Papa Grows Funk performed for the last time for the foreseeable future at the Jazz Fest as the band is going on an extended hiatus. Guitarist June Yamagishi made it count with searing solos from the edge of the stage.
Jimmy Cliff (pictured above) brought the warmth of the islands to the closing set on the Congo Square stage, while Willie Nelson took a little time to warm up over on the Gentilly stage. It took Marcia Ball (pictured below) no time at all to get the crowd going during her set preceding Nelson.
Once the music ended, even the many tourists from climes much further north were taken aback by how cold it seemed as the wind howled through Mid City.
The grounds dried a little bit by Saturday morning, but it was still boot weather out there despite the fact that the cold front had completely passed, and the sky was clearer.
I spent the day in anticipation of the parade and performance by Male Debalê (pictured above and below). The parade was great fun as hundreds ogled the costumes and percussion instruments of the fascinating troupe from Brazil. When they finally hit the stage, the crowd was deep into the dancing spirit.
Though I didn’t make it over to the Acura stage for Fleetwood Mac, reports suggest that the second Saturday may have been one of the most crowded in the history of the fest. Friends told me that even the very back of the track was barely passable.
Sunday morning’s newspaper featured a long story about Troy “Trombone Shorty” Andrews, and his new role taking the place of the Neville Brothers as the closing act on the Acura stage.
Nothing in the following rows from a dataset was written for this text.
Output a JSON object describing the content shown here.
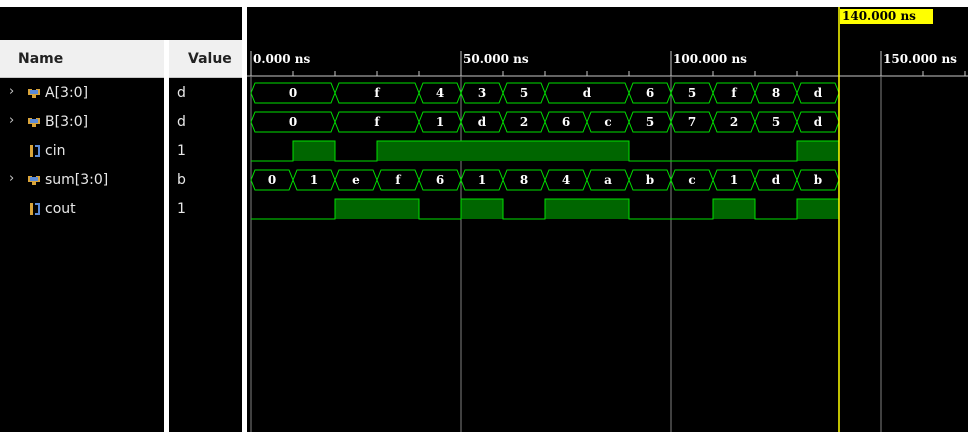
{
  "columns": {
    "name": "Name",
    "value": "Value"
  },
  "cursor": {
    "label": "140.000 ns",
    "time": 140
  },
  "time_axis": {
    "ticks": [
      {
        "time": 0,
        "label": "0.000 ns"
      },
      {
        "time": 50,
        "label": "50.000 ns"
      },
      {
        "time": 100,
        "label": "100.000 ns"
      },
      {
        "time": 150,
        "label": "150.000 ns"
      }
    ]
  },
  "signals": [
    {
      "name": "A[3:0]",
      "value": "d",
      "type": "bus",
      "expandable": true,
      "icon": "bus-icon",
      "segments": [
        [
          "0",
          0,
          20
        ],
        [
          "f",
          20,
          40
        ],
        [
          "4",
          40,
          50
        ],
        [
          "3",
          50,
          60
        ],
        [
          "5",
          60,
          70
        ],
        [
          "d",
          70,
          90
        ],
        [
          "6",
          90,
          100
        ],
        [
          "5",
          100,
          110
        ],
        [
          "f",
          110,
          120
        ],
        [
          "8",
          120,
          130
        ],
        [
          "d",
          130,
          140
        ]
      ]
    },
    {
      "name": "B[3:0]",
      "value": "d",
      "type": "bus",
      "expandable": true,
      "icon": "bus-icon",
      "segments": [
        [
          "0",
          0,
          20
        ],
        [
          "f",
          20,
          40
        ],
        [
          "1",
          40,
          50
        ],
        [
          "d",
          50,
          60
        ],
        [
          "2",
          60,
          70
        ],
        [
          "6",
          70,
          80
        ],
        [
          "c",
          80,
          90
        ],
        [
          "5",
          90,
          100
        ],
        [
          "7",
          100,
          110
        ],
        [
          "2",
          110,
          120
        ],
        [
          "5",
          120,
          130
        ],
        [
          "d",
          130,
          140
        ]
      ]
    },
    {
      "name": "cin",
      "value": "1",
      "type": "bit",
      "expandable": false,
      "icon": "bit-icon",
      "segments": [
        [
          0,
          0,
          10
        ],
        [
          1,
          10,
          20
        ],
        [
          0,
          20,
          30
        ],
        [
          1,
          30,
          90
        ],
        [
          0,
          90,
          130
        ],
        [
          1,
          130,
          140
        ]
      ]
    },
    {
      "name": "sum[3:0]",
      "value": "b",
      "type": "bus",
      "expandable": true,
      "icon": "bus-icon",
      "segments": [
        [
          "0",
          0,
          10
        ],
        [
          "1",
          10,
          20
        ],
        [
          "e",
          20,
          30
        ],
        [
          "f",
          30,
          40
        ],
        [
          "6",
          40,
          50
        ],
        [
          "1",
          50,
          60
        ],
        [
          "8",
          60,
          70
        ],
        [
          "4",
          70,
          80
        ],
        [
          "a",
          80,
          90
        ],
        [
          "b",
          90,
          100
        ],
        [
          "c",
          100,
          110
        ],
        [
          "1",
          110,
          120
        ],
        [
          "d",
          120,
          130
        ],
        [
          "b",
          130,
          140
        ]
      ]
    },
    {
      "name": "cout",
      "value": "1",
      "type": "bit",
      "expandable": false,
      "icon": "bit-icon",
      "segments": [
        [
          0,
          0,
          20
        ],
        [
          1,
          20,
          40
        ],
        [
          0,
          40,
          50
        ],
        [
          1,
          50,
          60
        ],
        [
          0,
          60,
          70
        ],
        [
          1,
          70,
          90
        ],
        [
          0,
          90,
          110
        ],
        [
          1,
          110,
          120
        ],
        [
          0,
          120,
          130
        ],
        [
          1,
          130,
          140
        ]
      ]
    }
  ],
  "colors": {
    "wave": "#00e000",
    "fill": "#006600",
    "cursor": "#ffff00",
    "grid": "#808080",
    "background": "#000000"
  }
}
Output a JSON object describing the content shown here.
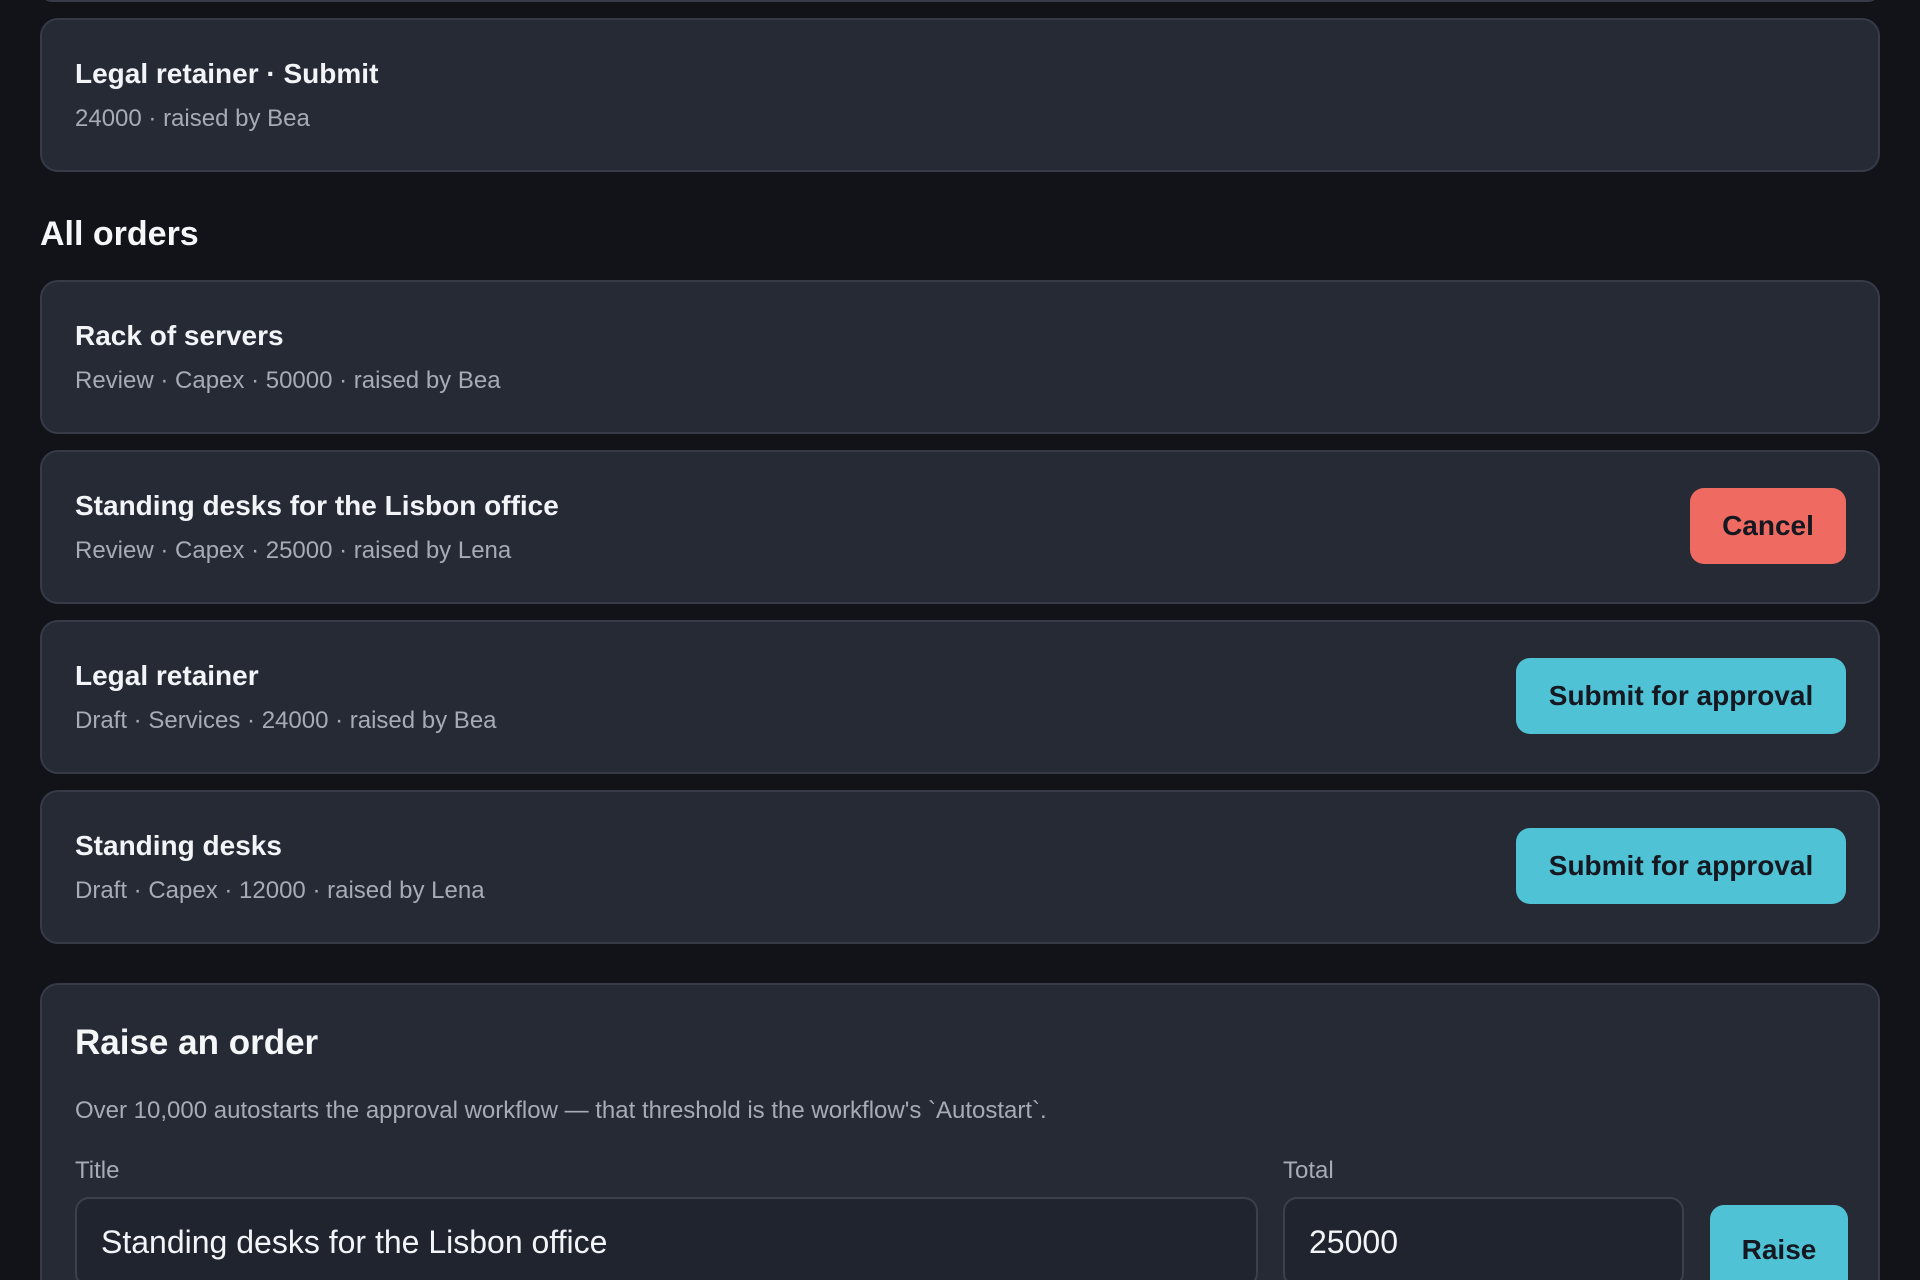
{
  "summary_card": {
    "title": "Legal retainer · Submit",
    "meta": "24000 · raised by Bea"
  },
  "all_orders": {
    "heading": "All orders",
    "orders": [
      {
        "title": "Rack of servers",
        "meta": "Review · Capex · 50000 · raised by Bea",
        "action": ""
      },
      {
        "title": "Standing desks for the Lisbon office",
        "meta": "Review · Capex · 25000 · raised by Lena",
        "action": "Cancel"
      },
      {
        "title": "Legal retainer",
        "meta": "Draft · Services · 24000 · raised by Bea",
        "action": "Submit for approval"
      },
      {
        "title": "Standing desks",
        "meta": "Draft · Capex · 12000 · raised by Lena",
        "action": "Submit for approval"
      }
    ]
  },
  "raise_form": {
    "heading": "Raise an order",
    "description": "Over 10,000 autostarts the approval workflow — that threshold is the workflow's `Autostart`.",
    "title_label": "Title",
    "title_value": "Standing desks for the Lisbon office",
    "total_label": "Total",
    "total_value": "25000",
    "submit_label": "Raise"
  },
  "colors": {
    "background": "#111318",
    "card": "#262a35",
    "cancel_button": "#ef6b62",
    "primary_button": "#4fc3d5"
  }
}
But before he could hit the stage, there was a whole day of festing. The New Orleans Classic R&B Revue was a treat as Robert Parker (pictured above) and Clarence “Frogman” Henry (pictured below) and others played the timeless hits from yesteryear.
By the time Andrews and his band Orleans Avenue hit the stage, the Meter Men (Leo Nocentelli and George Porter, Jr. pictured below), two-thirds of the original Meters, had funked up the stage with Page McConnell of Phish filling in for Art Neville on keys.
A friend suggested that perhaps the Black Keys, who performed immediately before Trombone Shorty, had depleted the energy of much of the crowd during their rousing set because Troy and company initially had a hard time getting the crowd into the show.
It also looked like more people were keeping the Neville tradition alive by going to see Aaron Neville with his brother Charles (pictured below) providing tasteful accompaniment on sax. The area by the soundboard at the Acura stage was positively spacious.
By my count there were less than ten flags or totems on poles swirling in the breeze up front for Shorty’s set. In most years past, there was a sea of banners for the Neville Brothers. Thought Shorty had a tough time engaging the crowd early on, the end of the set erased any doubts that he was up to the task of replacing the venerable family band.
Troy jumped the two barricades separating the stage from the VIP area and the VIP area from the masses, and turned the giant Acura field into a tiny crowded club. Fittingly for a 27-year-old playing for thousands of kids his own age, it took the images of him on the giant screen surrounded by fans to finally engage the people in the far reaches of the crowd.
Photos: “Baton Rouge” Bill Boelens except top image of Troy “Trombone Shorty” Andrews